> **Work order**: Go over these records and count the lines with the string "Copy" in them; the count is all that should be returned.

Dataset entries
##############################

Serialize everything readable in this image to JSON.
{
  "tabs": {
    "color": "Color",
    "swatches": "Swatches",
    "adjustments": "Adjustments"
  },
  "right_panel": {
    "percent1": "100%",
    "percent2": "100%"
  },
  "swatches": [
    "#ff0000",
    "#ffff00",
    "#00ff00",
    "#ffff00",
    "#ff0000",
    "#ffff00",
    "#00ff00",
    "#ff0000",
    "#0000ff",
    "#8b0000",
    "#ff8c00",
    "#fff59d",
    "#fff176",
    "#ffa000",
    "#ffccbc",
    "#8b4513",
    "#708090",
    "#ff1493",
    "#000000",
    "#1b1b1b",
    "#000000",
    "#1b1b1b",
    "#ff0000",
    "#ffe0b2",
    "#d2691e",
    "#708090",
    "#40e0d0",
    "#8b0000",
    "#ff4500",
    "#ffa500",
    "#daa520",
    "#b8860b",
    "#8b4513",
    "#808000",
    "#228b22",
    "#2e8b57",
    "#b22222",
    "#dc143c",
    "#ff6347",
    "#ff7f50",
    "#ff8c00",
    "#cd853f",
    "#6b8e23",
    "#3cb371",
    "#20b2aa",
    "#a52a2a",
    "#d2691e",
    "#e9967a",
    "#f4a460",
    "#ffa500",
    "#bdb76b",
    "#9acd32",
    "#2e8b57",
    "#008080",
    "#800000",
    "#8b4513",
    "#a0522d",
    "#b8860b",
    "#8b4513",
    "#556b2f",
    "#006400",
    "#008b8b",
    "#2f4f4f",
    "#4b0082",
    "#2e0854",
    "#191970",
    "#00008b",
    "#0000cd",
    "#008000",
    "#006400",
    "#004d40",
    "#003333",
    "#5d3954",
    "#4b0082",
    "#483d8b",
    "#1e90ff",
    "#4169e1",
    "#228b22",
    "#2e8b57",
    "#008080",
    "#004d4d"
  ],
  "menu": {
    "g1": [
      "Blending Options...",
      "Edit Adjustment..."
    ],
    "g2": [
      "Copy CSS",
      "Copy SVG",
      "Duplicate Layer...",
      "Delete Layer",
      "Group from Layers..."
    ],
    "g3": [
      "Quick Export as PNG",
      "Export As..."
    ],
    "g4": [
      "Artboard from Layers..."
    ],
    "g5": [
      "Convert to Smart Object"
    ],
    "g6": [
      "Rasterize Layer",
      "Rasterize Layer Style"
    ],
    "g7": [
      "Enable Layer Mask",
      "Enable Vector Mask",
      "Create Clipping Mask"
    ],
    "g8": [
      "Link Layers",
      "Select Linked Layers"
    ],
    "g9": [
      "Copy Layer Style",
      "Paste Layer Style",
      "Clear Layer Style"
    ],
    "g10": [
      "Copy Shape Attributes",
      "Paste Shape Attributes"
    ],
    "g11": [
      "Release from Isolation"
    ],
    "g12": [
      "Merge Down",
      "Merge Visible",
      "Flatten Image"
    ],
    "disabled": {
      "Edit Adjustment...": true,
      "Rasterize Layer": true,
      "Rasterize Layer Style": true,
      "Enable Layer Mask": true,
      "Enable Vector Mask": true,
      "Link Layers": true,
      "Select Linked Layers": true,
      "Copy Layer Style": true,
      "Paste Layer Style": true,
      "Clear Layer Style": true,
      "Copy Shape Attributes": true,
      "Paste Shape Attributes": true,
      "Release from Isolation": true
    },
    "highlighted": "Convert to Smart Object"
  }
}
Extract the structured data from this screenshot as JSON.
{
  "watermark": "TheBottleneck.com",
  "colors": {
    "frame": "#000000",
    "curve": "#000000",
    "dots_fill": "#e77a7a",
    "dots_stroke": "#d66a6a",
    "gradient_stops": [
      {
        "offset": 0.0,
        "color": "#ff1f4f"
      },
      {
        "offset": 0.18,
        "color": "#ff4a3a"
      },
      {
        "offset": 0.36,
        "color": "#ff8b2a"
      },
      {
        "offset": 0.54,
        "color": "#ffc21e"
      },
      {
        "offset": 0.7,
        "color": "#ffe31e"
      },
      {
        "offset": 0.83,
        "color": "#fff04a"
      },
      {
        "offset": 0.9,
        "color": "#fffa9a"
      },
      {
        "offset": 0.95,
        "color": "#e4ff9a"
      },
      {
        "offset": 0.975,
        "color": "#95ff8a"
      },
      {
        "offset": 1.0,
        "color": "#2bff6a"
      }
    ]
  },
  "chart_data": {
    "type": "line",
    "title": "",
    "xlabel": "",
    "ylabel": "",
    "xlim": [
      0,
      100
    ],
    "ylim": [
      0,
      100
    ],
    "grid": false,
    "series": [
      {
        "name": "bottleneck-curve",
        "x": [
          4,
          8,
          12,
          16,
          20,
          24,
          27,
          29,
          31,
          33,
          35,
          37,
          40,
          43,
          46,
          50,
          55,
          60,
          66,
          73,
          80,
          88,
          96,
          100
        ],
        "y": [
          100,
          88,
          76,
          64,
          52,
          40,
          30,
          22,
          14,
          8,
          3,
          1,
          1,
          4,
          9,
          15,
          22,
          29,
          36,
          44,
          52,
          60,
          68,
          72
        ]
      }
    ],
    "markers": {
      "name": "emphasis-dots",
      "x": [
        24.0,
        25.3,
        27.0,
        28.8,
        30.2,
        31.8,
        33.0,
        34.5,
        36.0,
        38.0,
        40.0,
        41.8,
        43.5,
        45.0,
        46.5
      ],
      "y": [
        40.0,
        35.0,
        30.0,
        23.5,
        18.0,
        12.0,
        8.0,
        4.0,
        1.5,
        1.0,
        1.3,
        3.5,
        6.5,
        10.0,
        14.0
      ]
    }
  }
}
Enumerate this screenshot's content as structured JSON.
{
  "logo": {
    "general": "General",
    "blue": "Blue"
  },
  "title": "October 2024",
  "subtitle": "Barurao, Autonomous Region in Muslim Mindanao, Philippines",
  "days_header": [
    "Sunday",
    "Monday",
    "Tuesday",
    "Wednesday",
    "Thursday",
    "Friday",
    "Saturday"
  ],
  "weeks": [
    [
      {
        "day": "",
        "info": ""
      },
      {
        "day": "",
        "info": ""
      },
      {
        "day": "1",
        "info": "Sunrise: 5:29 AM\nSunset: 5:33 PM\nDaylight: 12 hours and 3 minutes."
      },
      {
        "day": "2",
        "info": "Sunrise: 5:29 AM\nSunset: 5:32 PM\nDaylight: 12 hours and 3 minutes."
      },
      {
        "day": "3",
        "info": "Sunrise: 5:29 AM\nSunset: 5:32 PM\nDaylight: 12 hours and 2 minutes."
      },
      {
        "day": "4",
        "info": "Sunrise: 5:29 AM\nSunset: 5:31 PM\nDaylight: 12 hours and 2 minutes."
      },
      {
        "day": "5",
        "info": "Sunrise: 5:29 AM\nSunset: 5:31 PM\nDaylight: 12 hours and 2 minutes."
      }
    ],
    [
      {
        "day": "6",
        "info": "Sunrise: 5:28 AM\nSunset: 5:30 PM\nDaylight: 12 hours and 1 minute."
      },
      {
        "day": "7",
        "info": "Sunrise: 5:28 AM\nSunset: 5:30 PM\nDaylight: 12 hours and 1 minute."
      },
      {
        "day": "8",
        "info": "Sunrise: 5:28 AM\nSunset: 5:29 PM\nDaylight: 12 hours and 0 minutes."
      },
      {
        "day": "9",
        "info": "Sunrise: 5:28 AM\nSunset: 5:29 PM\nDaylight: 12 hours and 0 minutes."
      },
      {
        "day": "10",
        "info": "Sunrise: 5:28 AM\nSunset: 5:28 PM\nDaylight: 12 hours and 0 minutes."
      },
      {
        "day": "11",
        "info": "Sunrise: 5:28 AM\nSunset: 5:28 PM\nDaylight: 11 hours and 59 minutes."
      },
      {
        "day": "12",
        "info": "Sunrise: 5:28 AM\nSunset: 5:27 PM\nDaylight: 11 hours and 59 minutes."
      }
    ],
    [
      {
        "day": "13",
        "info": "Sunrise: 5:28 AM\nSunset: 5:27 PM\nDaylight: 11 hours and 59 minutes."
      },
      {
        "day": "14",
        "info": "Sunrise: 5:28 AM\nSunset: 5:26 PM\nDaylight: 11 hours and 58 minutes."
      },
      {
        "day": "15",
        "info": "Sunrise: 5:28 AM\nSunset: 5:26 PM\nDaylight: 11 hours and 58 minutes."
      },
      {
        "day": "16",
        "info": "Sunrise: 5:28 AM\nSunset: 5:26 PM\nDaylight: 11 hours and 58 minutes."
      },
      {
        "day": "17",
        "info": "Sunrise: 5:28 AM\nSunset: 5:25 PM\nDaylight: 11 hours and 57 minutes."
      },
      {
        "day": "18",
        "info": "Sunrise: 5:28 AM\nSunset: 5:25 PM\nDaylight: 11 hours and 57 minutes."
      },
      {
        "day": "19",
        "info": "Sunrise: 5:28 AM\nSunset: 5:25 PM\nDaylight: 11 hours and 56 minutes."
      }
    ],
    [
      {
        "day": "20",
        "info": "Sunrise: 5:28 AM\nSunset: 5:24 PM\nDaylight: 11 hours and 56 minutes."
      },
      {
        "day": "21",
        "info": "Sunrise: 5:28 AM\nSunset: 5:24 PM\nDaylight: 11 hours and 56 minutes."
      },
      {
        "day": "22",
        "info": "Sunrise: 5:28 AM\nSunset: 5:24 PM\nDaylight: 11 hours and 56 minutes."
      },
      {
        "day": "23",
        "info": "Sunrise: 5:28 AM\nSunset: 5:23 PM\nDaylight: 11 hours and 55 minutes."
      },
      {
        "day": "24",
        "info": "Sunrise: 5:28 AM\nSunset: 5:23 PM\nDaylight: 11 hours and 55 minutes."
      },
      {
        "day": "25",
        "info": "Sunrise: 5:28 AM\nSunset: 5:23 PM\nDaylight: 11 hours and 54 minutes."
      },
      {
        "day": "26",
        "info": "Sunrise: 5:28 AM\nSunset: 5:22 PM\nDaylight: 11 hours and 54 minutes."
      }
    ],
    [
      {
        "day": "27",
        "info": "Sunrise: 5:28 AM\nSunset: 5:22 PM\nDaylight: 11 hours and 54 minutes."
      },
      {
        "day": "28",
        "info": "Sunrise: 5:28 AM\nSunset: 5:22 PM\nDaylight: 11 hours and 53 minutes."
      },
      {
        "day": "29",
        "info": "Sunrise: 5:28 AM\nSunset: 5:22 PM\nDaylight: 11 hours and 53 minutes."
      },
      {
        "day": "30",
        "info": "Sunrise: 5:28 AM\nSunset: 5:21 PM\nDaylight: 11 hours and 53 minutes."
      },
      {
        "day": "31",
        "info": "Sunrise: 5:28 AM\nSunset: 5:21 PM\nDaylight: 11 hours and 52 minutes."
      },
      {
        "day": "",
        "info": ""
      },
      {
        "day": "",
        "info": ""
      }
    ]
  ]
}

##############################

> **Answer**: 6